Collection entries
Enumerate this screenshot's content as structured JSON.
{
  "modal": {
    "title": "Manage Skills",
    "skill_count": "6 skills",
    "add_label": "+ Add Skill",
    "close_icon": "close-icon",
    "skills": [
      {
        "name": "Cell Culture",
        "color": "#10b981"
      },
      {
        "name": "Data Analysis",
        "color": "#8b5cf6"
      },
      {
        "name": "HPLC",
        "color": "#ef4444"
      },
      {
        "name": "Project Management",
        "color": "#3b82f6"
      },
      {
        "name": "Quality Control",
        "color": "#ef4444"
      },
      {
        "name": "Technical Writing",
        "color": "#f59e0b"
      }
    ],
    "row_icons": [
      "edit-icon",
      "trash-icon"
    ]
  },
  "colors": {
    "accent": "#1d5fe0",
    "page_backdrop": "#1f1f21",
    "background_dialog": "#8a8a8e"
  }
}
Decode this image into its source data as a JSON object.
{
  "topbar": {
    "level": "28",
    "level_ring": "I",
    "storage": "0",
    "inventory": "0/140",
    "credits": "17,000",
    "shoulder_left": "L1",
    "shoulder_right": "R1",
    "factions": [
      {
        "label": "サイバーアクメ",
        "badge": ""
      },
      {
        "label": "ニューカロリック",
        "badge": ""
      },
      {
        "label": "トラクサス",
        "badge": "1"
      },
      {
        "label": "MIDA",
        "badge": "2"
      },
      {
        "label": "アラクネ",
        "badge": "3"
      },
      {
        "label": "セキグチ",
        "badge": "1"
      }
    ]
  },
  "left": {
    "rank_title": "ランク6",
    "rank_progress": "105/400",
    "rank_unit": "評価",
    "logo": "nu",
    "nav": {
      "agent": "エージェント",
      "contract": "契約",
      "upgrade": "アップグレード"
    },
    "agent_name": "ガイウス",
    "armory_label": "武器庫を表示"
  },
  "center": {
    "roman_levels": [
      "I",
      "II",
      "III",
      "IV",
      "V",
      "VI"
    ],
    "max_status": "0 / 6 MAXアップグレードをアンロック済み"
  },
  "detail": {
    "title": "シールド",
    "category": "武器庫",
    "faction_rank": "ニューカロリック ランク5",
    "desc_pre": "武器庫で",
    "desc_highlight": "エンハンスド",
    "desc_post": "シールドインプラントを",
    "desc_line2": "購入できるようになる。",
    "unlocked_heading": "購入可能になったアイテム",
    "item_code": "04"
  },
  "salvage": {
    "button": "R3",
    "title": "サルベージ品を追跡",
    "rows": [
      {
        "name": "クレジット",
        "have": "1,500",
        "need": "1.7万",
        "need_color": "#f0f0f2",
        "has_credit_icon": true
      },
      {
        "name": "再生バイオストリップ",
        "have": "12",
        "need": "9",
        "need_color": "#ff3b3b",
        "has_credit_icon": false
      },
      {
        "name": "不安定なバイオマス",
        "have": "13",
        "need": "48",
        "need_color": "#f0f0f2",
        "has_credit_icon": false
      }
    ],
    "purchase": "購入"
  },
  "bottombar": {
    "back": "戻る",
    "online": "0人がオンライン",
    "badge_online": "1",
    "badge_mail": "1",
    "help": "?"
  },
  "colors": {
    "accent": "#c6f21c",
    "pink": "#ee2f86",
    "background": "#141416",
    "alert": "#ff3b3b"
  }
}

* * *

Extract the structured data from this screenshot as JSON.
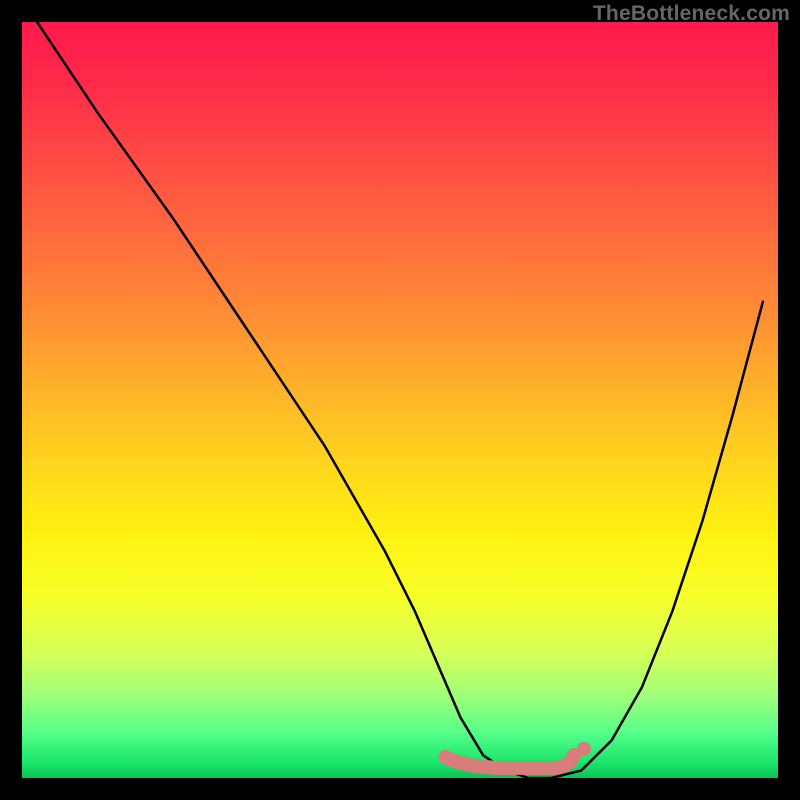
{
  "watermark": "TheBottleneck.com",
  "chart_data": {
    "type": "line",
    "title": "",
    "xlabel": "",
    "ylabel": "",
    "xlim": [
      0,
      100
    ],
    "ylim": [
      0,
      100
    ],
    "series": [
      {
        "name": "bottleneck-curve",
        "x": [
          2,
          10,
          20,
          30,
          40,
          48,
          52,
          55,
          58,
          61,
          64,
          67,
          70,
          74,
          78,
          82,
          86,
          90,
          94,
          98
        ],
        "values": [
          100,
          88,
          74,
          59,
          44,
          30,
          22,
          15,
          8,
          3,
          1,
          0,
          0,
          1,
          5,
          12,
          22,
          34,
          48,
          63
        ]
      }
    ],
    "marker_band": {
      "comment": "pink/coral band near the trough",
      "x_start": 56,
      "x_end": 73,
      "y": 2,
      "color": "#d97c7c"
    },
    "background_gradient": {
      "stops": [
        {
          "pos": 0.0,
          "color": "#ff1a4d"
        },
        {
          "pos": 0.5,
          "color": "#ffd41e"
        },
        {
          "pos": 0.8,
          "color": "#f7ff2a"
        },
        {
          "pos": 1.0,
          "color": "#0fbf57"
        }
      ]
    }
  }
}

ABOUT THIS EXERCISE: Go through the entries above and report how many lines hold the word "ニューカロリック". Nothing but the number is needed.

ANSWER FOR THE TASK: 2